Dr. Ellen Covey of Olympic Orchards Perfumes had the same impression and specifically mentions “fougère” qualities in her Fragrantica review, but her main problem seems to have been the apple note that skewed too “foody” for her tastes, while also having a creaminess reminiscent of men’s shaving products:
At first this smells like a fougere made with a huge dose of tonka, but soon it takes on a light, almost metallic floral note. Within a couple of minutes it morphs into a spicy, fruity, apple pie scent that’s not overly sweet, and then just stays that way. It’s the filling of the pie without the crust, just fruit and spices, mainly cinnamon, nutmeg, and a sugary sauce.
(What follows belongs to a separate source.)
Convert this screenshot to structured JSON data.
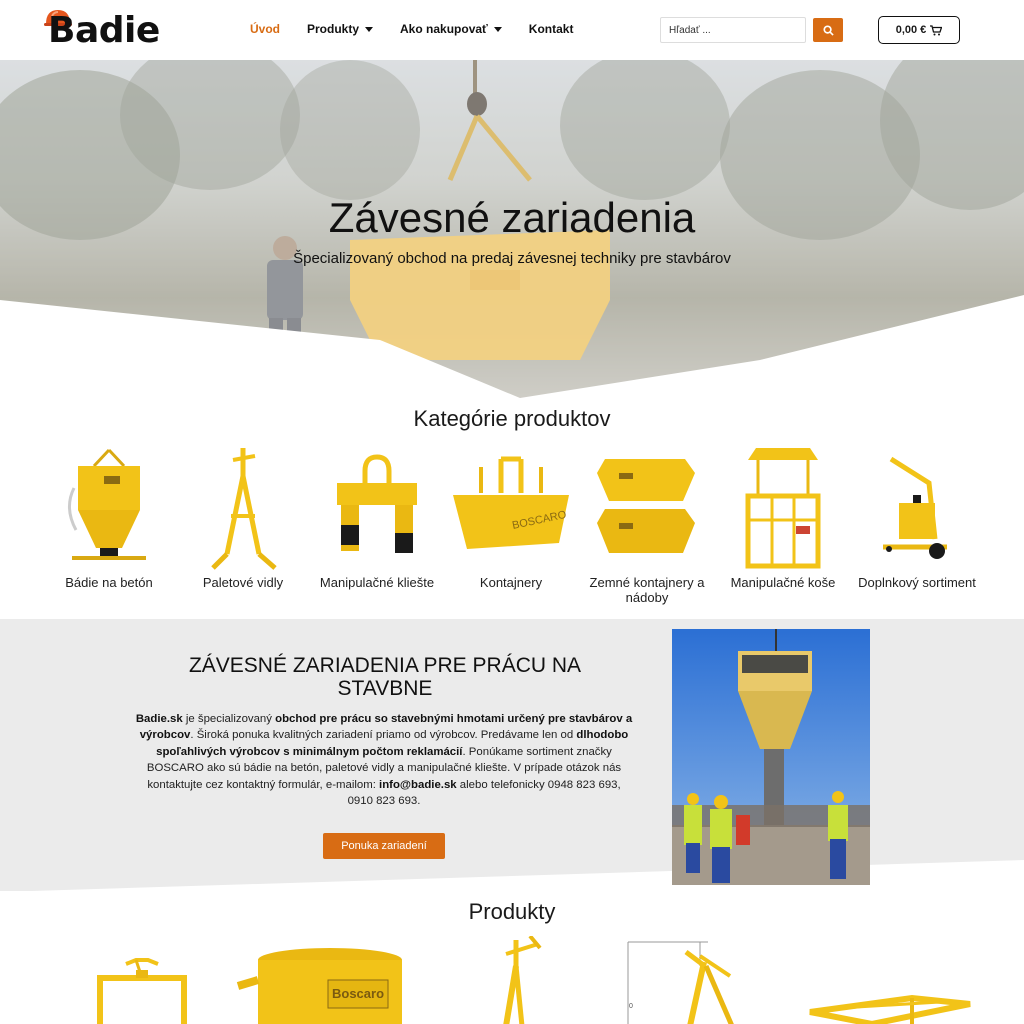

It’s a pleasant quasi-gourmand scent that eventually dries down to a nutmeg-tonka combination that reminds me of a men’s shaving product. Sillage is considerable, and it lasts at least 6-8 hours. [¶][…] The bottom line is that Sushi Imperiale is a spicy, fruity, dessert scent with some incongruous masculine touches, one that’s a little too foody for my taste.
Detractors find Sushi Imperiale to be like “a well done version of a typical men’s designer release.” One commentator, “Alfarom,” dismisses it handily as a spicy oriental from the past, and brings up Opium Pour Homme in specific. It has been a long, long time since I smelled the YSL fragrance. As most of regular readers know, my Holy Grail is regular Opium in vintage form, and I think the men’s version is both bland and as full-bodied as water. However, what I do remember does have a tenuous connection to Sushi Imperiale. It’s largely a generic one, simply because both scents share bold spices in a citric opening that subsequently turns to its focus to patchouli, woodiness, and warmth. However, I don’t recall any fougère elements in Opium Pour Homme, lavender, or saltiness. Opium has much more of an amber focus than a hardcore patchouli one, and the whole vibe of the two scents is just very different, in my opinion. Plus, if Sushi Imperiale really does emit apple cider or hot apple pie on a lot of people’s skin, then there is no similarity whatsoever.
Nevertheless, there is one blog that finds Sushi Imperiale to be a lighter, easier version of the classic Opium pour Homme. Perfumomania is in Polish, so I can’t really quote the analysis here for you, but the gist via Google Translate seems to be that Bois 1920 is men’s Opium Lite and has been “slimmed down” to avoid the latter’s overwhelming character. Personally, I’ve never thought Opium Homme was overwhelming or massive in any way whatsoever, but it all depends on one’s personal yardstick and definitions. At least we agree on Bois 1920’s lightness.
Given the similarities to other fragrances, I can understand one of the Fragrantica criticisms from a few posters, which is that Sushi Imperiale is over-priced. They’re not wrong. Enjoyable as it may be, nothing about this scent is so original, distinctive, or unique as to warrant a retail price of $205 or €145 a bottle. It may be a 100 ml, but it is still an eau de toilette that has been compared to more affordable fragrances from YSL or Guerlain. Sushi Imperiale may be smoother, less synthetic, and better quality than anything put out by YSL, but $205 is still a little steep for this scent. However, I’ve found Sushi Imperiale at a discount price on some American and European sites. The lowest figure I found was $124, which I think is ideal. Even better, the company (Scent Monkey) ships worldwide. In Europe, one retailer sells the 100 ml bottle for €123 which isn’t a huge discount off of €145, but a German drug store offers a rare 50 ml bottle for €95.
All in all, I think Sushi Imperiale is a pleasant scent and worth a sniff, especially if you happen to be fond of apple notes, patchouli, spicy orientals, or things in the vein of LIDGE. I don’t know if Sushi Imperiale will be very apple-centric on your skin, or gourmand at all, but I can guarantee you that you won’t smell of fish.